(MATERIAL SUPPLIED begins)
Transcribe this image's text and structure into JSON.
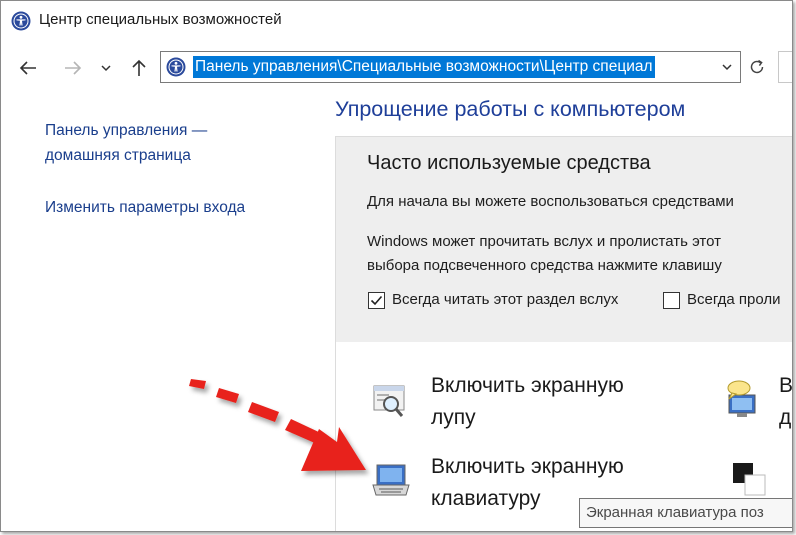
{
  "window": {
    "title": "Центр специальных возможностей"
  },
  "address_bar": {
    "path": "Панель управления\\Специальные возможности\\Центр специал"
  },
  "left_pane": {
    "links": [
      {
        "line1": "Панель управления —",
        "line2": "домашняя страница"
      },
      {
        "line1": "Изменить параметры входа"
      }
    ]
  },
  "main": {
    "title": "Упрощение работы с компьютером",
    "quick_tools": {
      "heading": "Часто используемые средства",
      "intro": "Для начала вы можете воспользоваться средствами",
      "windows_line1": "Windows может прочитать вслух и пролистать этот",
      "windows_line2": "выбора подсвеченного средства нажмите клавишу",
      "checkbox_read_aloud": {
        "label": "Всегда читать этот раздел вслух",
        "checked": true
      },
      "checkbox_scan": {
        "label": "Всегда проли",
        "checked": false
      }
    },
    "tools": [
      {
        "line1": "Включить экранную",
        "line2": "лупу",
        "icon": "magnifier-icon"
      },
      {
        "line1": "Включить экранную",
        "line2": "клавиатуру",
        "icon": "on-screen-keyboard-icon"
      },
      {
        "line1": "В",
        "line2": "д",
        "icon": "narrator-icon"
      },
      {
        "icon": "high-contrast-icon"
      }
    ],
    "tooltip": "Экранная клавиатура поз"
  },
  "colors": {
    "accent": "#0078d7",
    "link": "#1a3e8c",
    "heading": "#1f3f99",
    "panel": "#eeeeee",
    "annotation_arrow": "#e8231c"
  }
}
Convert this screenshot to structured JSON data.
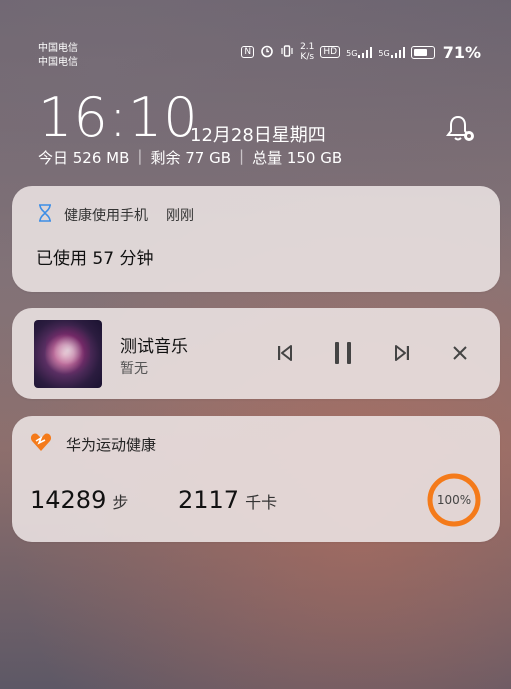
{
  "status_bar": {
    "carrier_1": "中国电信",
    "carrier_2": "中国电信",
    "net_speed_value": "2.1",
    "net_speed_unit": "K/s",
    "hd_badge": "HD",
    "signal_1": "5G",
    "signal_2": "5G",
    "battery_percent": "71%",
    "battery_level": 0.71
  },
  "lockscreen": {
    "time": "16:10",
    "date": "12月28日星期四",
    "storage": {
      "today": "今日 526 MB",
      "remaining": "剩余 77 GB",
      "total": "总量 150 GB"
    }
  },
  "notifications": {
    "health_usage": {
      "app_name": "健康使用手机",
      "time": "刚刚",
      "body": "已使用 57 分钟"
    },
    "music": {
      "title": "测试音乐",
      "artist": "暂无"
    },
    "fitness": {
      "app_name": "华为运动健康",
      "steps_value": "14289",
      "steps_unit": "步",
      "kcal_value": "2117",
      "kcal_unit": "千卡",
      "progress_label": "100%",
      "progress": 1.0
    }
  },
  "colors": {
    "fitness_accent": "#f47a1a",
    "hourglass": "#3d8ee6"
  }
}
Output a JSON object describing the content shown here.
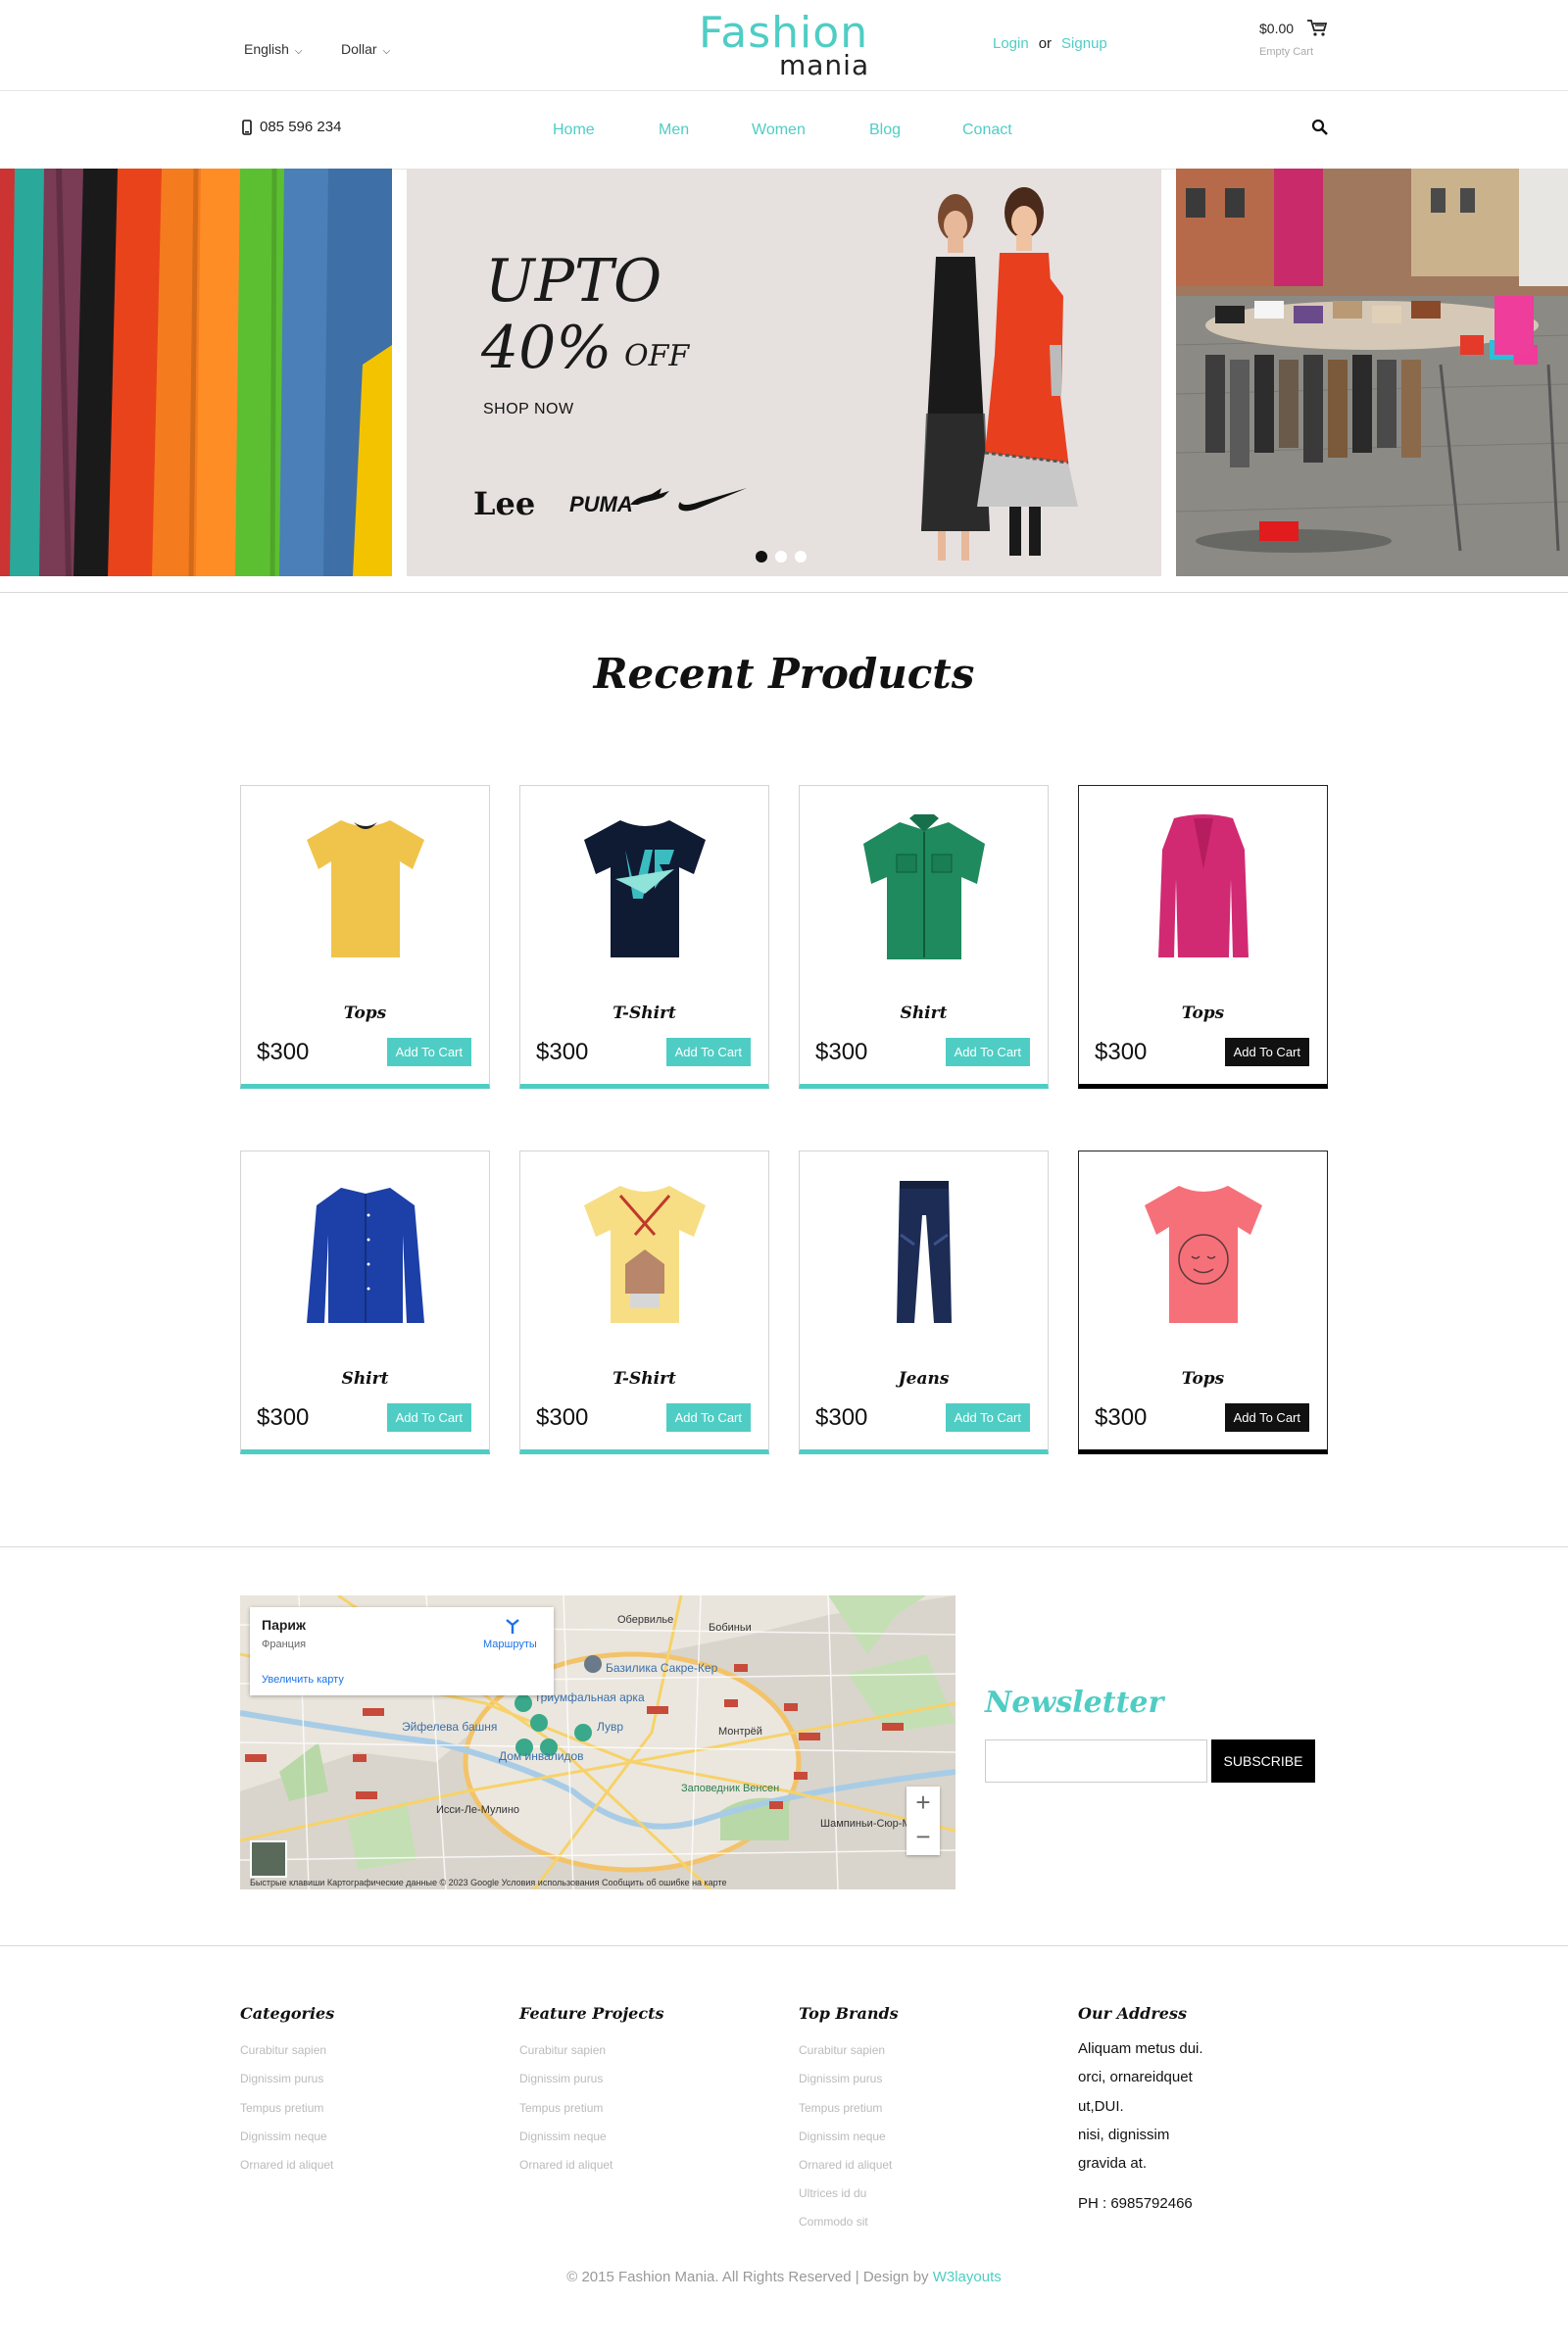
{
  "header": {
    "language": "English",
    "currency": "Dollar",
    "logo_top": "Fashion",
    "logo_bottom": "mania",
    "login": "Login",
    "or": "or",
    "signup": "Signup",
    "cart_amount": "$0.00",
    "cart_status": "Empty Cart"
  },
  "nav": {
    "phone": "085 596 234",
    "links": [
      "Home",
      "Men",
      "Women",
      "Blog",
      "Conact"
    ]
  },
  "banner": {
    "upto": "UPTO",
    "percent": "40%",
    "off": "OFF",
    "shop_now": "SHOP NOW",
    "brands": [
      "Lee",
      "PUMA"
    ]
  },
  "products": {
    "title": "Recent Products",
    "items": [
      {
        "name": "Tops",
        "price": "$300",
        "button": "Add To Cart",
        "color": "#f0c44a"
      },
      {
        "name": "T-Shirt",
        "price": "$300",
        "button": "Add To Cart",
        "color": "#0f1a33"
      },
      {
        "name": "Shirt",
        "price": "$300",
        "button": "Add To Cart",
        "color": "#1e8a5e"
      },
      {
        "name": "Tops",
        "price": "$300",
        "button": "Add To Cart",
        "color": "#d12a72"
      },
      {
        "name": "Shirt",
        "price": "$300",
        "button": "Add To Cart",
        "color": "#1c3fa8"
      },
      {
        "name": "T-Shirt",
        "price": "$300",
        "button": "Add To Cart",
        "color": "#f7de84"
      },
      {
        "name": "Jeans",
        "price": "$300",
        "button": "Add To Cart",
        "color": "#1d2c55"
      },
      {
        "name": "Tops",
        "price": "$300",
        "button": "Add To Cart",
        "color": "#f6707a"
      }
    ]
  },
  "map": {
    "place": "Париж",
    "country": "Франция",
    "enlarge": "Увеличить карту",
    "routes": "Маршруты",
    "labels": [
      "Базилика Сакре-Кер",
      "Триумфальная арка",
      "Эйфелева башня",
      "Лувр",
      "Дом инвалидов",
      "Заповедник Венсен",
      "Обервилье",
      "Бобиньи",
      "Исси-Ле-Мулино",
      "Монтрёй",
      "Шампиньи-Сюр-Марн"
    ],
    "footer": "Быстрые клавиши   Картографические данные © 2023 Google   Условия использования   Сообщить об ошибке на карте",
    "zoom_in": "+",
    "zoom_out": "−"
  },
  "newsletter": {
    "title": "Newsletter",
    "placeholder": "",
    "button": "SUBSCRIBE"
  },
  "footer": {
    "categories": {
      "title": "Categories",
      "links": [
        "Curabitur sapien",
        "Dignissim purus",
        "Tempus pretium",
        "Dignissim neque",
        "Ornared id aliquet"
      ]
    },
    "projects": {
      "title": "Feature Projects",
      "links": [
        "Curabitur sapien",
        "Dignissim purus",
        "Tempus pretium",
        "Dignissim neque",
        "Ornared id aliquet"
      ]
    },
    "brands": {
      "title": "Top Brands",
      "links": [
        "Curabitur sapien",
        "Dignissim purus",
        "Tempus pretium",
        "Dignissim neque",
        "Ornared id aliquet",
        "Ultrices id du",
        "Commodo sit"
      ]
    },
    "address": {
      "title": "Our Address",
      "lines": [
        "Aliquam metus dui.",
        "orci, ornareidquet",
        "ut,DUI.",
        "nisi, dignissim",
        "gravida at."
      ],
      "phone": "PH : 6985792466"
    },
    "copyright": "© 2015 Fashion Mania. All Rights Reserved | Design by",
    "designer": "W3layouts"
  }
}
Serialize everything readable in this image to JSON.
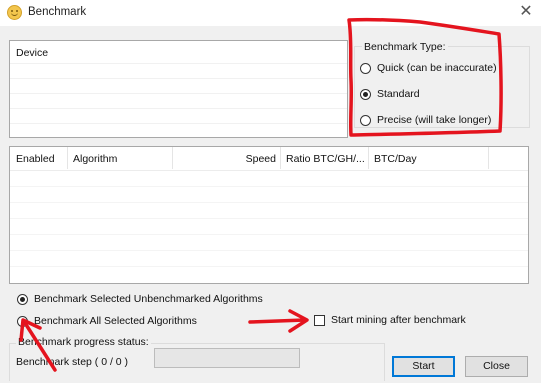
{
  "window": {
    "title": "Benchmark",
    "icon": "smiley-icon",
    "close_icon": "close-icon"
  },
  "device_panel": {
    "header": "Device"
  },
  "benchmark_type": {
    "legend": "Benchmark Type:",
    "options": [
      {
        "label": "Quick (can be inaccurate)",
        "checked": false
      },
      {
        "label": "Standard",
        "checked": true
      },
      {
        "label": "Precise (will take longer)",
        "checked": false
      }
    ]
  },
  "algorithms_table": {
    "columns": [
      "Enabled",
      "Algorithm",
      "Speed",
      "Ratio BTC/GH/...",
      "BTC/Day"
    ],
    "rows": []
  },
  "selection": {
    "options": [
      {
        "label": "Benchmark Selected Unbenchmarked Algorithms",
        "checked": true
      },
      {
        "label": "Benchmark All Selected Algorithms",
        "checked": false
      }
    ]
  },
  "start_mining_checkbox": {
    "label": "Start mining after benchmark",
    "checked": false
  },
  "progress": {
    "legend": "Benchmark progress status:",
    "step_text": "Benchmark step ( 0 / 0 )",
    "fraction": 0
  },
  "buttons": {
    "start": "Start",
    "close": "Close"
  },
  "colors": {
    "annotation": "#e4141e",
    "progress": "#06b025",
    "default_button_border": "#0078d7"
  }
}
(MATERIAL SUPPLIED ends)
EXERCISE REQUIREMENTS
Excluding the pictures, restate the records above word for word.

ANSWER FOR THIS EXERCISE
Transcribe this image's text and structure into JSON.
{
  "window": {
    "title": "Центр специальных возможностей"
  },
  "address_bar": {
    "path": "Панель управления\\Специальные возможности\\Центр специал"
  },
  "left_pane": {
    "links": [
      {
        "line1": "Панель управления —",
        "line2": "домашняя страница"
      },
      {
        "line1": "Изменить параметры входа"
      }
    ]
  },
  "main": {
    "title": "Упрощение работы с компьютером",
    "quick_tools": {
      "heading": "Часто используемые средства",
      "intro": "Для начала вы можете воспользоваться средствами",
      "windows_line1": "Windows может прочитать вслух и пролистать этот",
      "windows_line2": "выбора подсвеченного средства нажмите клавишу",
      "checkbox_read_aloud": {
        "label": "Всегда читать этот раздел вслух",
        "checked": true
      },
      "checkbox_scan": {
        "label": "Всегда проли",
        "checked": false
      }
    },
    "tools": [
      {
        "line1": "Включить экранную",
        "line2": "лупу",
        "icon": "magnifier-icon"
      },
      {
        "line1": "Включить экранную",
        "line2": "клавиатуру",
        "icon": "on-screen-keyboard-icon"
      },
      {
        "line1": "В",
        "line2": "д",
        "icon": "narrator-icon"
      },
      {
        "icon": "high-contrast-icon"
      }
    ],
    "tooltip": "Экранная клавиатура поз"
  },
  "colors": {
    "accent": "#0078d7",
    "link": "#1a3e8c",
    "heading": "#1f3f99",
    "panel": "#eeeeee",
    "annotation_arrow": "#e8231c"
  }
}
Convert this screenshot to structured JSON data.
{
  "status_bar": {
    "carrier_1": "中国电信",
    "carrier_2": "中国电信",
    "net_speed_value": "2.1",
    "net_speed_unit": "K/s",
    "hd_badge": "HD",
    "signal_1": "5G",
    "signal_2": "5G",
    "battery_percent": "71%",
    "battery_level": 0.71
  },
  "lockscreen": {
    "time": "16:10",
    "date": "12月28日星期四",
    "storage": {
      "today": "今日 526 MB",
      "remaining": "剩余 77 GB",
      "total": "总量 150 GB"
    }
  },
  "notifications": {
    "health_usage": {
      "app_name": "健康使用手机",
      "time": "刚刚",
      "body": "已使用 57 分钟"
    },
    "music": {
      "title": "测试音乐",
      "artist": "暂无"
    },
    "fitness": {
      "app_name": "华为运动健康",
      "steps_value": "14289",
      "steps_unit": "步",
      "kcal_value": "2117",
      "kcal_unit": "千卡",
      "progress_label": "100%",
      "progress": 1.0
    }
  },
  "colors": {
    "fitness_accent": "#f47a1a",
    "hourglass": "#3d8ee6"
  }
}
Output a JSON object describing the content shown here.
{
  "header": {
    "language": "English",
    "currency": "Dollar",
    "logo_top": "Fashion",
    "logo_bottom": "mania",
    "login": "Login",
    "or": "or",
    "signup": "Signup",
    "cart_amount": "$0.00",
    "cart_status": "Empty Cart"
  },
  "nav": {
    "phone": "085 596 234",
    "links": [
      "Home",
      "Men",
      "Women",
      "Blog",
      "Conact"
    ]
  },
  "banner": {
    "upto": "UPTO",
    "percent": "40%",
    "off": "OFF",
    "shop_now": "SHOP NOW",
    "brands": [
      "Lee",
      "PUMA"
    ]
  },
  "products": {
    "title": "Recent Products",
    "items": [
      {
        "name": "Tops",
        "price": "$300",
        "button": "Add To Cart",
        "color": "#f0c44a"
      },
      {
        "name": "T-Shirt",
        "price": "$300",
        "button": "Add To Cart",
        "color": "#0f1a33"
      },
      {
        "name": "Shirt",
        "price": "$300",
        "button": "Add To Cart",
        "color": "#1e8a5e"
      },
      {
        "name": "Tops",
        "price": "$300",
        "button": "Add To Cart",
        "color": "#d12a72"
      },
      {
        "name": "Shirt",
        "price": "$300",
        "button": "Add To Cart",
        "color": "#1c3fa8"
      },
      {
        "name": "T-Shirt",
        "price": "$300",
        "button": "Add To Cart",
        "color": "#f7de84"
      },
      {
        "name": "Jeans",
        "price": "$300",
        "button": "Add To Cart",
        "color": "#1d2c55"
      },
      {
        "name": "Tops",
        "price": "$300",
        "button": "Add To Cart",
        "color": "#f6707a"
      }
    ]
  },
  "map": {
    "place": "Париж",
    "country": "Франция",
    "enlarge": "Увеличить карту",
    "routes": "Маршруты",
    "labels": [
      "Базилика Сакре-Кер",
      "Триумфальная арка",
      "Эйфелева башня",
      "Лувр",
      "Дом инвалидов",
      "Заповедник Венсен",
      "Обервилье",
      "Бобиньи",
      "Исси-Ле-Мулино",
      "Монтрёй",
      "Шампиньи-Сюр-Марн"
    ],
    "footer": "Быстрые клавиши   Картографические данные © 2023 Google   Условия использования   Сообщить об ошибке на карте",
    "zoom_in": "+",
    "zoom_out": "−"
  },
  "newsletter": {
    "title": "Newsletter",
    "placeholder": "",
    "button": "SUBSCRIBE"
  },
  "footer": {
    "categories": {
      "title": "Categories",
      "links": [
        "Curabitur sapien",
        "Dignissim purus",
        "Tempus pretium",
        "Dignissim neque",
        "Ornared id aliquet"
      ]
    },
    "projects": {
      "title": "Feature Projects",
      "links": [
        "Curabitur sapien",
        "Dignissim purus",
        "Tempus pretium",
        "Dignissim neque",
        "Ornared id aliquet"
      ]
    },
    "brands": {
      "title": "Top Brands",
      "links": [
        "Curabitur sapien",
        "Dignissim purus",
        "Tempus pretium",
        "Dignissim neque",
        "Ornared id aliquet",
        "Ultrices id du",
        "Commodo sit"
      ]
    },
    "address": {
      "title": "Our Address",
      "lines": [
        "Aliquam metus dui.",
        "orci, ornareidquet",
        "ut,DUI.",
        "nisi, dignissim",
        "gravida at."
      ],
      "phone": "PH : 6985792466"
    },
    "copyright": "© 2015 Fashion Mania. All Rights Reserved | Design by",
    "designer": "W3layouts"
  }
}
Serialize everything readable in this image to JSON.
{
  "window": {
    "title": "Benchmark",
    "icon": "smiley-icon",
    "close_icon": "close-icon"
  },
  "device_panel": {
    "header": "Device"
  },
  "benchmark_type": {
    "legend": "Benchmark Type:",
    "options": [
      {
        "label": "Quick (can be inaccurate)",
        "checked": false
      },
      {
        "label": "Standard",
        "checked": true
      },
      {
        "label": "Precise (will take longer)",
        "checked": false
      }
    ]
  },
  "algorithms_table": {
    "columns": [
      "Enabled",
      "Algorithm",
      "Speed",
      "Ratio BTC/GH/...",
      "BTC/Day"
    ],
    "rows": []
  },
  "selection": {
    "options": [
      {
        "label": "Benchmark Selected Unbenchmarked Algorithms",
        "checked": true
      },
      {
        "label": "Benchmark All Selected Algorithms",
        "checked": false
      }
    ]
  },
  "start_mining_checkbox": {
    "label": "Start mining after benchmark",
    "checked": false
  },
  "progress": {
    "legend": "Benchmark progress status:",
    "step_text": "Benchmark step ( 0 / 0 )",
    "fraction": 0
  },
  "buttons": {
    "start": "Start",
    "close": "Close"
  },
  "colors": {
    "annotation": "#e4141e",
    "progress": "#06b025",
    "default_button_border": "#0078d7"
  }
}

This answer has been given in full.